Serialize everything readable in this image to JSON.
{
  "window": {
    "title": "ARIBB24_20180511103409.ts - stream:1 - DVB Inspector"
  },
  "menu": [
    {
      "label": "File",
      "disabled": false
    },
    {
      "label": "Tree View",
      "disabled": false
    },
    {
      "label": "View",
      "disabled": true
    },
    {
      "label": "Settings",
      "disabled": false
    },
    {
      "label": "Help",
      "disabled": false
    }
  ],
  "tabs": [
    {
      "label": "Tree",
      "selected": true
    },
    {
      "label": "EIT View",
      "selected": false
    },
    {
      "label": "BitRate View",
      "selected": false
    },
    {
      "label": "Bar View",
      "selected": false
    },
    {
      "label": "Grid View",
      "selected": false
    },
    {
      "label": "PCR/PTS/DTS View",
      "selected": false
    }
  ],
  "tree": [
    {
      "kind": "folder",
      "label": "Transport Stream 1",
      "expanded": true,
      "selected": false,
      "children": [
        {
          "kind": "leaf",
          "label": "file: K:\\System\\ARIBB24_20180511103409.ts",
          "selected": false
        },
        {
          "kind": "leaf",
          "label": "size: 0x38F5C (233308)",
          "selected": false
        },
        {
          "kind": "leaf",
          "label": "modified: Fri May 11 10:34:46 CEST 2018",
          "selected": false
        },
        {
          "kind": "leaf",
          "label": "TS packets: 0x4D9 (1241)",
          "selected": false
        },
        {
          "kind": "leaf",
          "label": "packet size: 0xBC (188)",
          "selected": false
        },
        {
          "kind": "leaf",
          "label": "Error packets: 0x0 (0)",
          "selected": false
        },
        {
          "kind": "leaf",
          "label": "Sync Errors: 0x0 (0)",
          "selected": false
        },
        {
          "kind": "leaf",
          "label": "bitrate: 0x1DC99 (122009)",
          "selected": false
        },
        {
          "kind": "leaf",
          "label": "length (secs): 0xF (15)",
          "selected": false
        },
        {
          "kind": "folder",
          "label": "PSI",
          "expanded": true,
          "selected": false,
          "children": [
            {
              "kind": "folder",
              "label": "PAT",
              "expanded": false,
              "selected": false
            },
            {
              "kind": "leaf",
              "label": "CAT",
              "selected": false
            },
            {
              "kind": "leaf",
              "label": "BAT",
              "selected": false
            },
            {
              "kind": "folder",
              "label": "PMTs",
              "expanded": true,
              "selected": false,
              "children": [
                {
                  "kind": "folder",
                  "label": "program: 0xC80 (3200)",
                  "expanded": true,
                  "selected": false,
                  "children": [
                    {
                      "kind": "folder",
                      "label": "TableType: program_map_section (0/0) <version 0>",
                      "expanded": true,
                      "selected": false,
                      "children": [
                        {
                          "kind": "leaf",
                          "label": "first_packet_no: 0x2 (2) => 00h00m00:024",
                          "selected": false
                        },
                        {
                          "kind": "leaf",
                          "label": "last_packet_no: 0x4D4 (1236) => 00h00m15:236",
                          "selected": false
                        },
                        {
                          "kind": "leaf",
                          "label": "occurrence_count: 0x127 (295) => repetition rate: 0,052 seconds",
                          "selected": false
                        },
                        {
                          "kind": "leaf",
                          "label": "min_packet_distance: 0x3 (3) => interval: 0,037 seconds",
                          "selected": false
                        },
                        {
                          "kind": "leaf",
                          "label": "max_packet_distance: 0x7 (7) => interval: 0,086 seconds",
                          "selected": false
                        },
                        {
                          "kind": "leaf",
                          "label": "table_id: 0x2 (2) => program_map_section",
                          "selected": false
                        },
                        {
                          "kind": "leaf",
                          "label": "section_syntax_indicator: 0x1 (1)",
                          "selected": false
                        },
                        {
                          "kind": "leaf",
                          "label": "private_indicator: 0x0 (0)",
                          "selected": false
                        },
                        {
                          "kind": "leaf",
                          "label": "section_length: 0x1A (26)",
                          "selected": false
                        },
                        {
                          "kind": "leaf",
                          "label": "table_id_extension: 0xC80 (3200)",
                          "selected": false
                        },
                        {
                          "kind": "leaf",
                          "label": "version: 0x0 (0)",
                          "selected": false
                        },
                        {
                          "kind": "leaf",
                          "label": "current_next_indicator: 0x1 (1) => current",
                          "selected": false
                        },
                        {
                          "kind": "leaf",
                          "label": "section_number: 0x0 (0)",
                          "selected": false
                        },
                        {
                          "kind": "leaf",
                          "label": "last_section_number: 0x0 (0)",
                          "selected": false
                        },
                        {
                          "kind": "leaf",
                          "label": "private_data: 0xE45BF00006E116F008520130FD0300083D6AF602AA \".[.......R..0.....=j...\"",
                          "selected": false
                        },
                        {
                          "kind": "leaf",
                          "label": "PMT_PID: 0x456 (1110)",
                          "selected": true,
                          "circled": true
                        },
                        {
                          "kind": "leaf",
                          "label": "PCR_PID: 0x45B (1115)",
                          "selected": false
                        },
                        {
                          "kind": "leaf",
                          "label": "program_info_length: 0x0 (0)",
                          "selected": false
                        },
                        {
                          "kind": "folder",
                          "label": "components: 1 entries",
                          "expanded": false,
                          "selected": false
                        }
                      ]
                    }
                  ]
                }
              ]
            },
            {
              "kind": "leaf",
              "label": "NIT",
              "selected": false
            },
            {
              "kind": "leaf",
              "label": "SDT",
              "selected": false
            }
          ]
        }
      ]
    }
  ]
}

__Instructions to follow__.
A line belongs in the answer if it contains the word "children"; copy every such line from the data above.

__Expected output__.
      "children": [
          "children": [
              "children": [
                  "children": [
                      "children": [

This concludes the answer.